500 years ago from April 17-18, 1521, Martin Luther appeared before the imperial assembly in Worms, a major event in the history of the church. Dr. Andrea Grünhagen, in charge of the church and theology division at the Hannover headquarters of the Independent Evangelical Lutheran Church in Germany (Selbständige Evangelisch-Lutherische Kirche), explains the significance of this event:
by Andrea Grünhagen
Luther in Worms! It’s easy to imagine this image in your mind’s eye, the lowly monk standing up to the emperor and the assembled leaders. And in general, the life of the Reformer does seem like a series of impressive scenes, each of which seems to serve as an example to be emulated, depending on one’s personal predilection. In humour, one could observe: some think that Lutherans should be able to sing like Luther; or get married like Luther. Others say we should take a firm stand like Luther, always ready to oppose injustice.
But originally it was not a question of opposition, as if Luther was intent to really give the emperor a piece of his mind. It was the other way around. The young Emperor Charles V had opened the imperial assembly in January of 1521. Various problems were to be dealt with concerning the Holy Roman Empire of the German Nation. At the outset the dispute about Luther was not on the agenda. Only at the insistence of Luther’s ruler, Frederick the Wise, did this become a topic to be discussed. And Luther thought he’d be given the opportunity to defend himself and his teachings before the assembly. He had been promised safe conduct. But appearing before this august gathering on April 17, the only question to be dealt with was whether he was willing to recant his writings. No discussion. Yes or No.
After a day of consideration he made the famous statement that ended with these words: “If I am not overcome by the witness of Holy Scripture or on the basis of clear reasoning—for I neither believe the pope nor the church councils alone, since it is evident that they have often been shown to be in error and have contradicted themselves—I therefore remain convinced by my quotations from the Scriptures and with my conscience being captive to God’s Word.
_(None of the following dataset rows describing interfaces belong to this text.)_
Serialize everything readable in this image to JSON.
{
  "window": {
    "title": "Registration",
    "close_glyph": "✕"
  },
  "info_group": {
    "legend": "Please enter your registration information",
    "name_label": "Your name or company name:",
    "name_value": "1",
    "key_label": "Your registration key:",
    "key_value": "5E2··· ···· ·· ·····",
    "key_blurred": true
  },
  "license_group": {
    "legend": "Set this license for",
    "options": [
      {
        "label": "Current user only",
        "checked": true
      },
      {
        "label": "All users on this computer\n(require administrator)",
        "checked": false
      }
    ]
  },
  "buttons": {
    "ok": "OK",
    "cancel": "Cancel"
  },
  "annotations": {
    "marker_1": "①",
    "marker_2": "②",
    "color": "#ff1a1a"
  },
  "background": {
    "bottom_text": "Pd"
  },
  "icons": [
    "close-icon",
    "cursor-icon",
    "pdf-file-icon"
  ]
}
I cannot and will not recant, because it is neither certain nor salutary to act against your conscience. God help me. Amen.”
That’s what he said. The famous phrase “Here I Stand” is a rather free summary of his remarks. But the point at hand is not why someone might be convinced that he cannot do otherwise; the point is the conscience that is bound by the Word of God! Everyone must for himself hear and follow this admonition not to act against the conscience that is bound by the Word of God—just as Luther had to struggle with this before the emperor and the nation.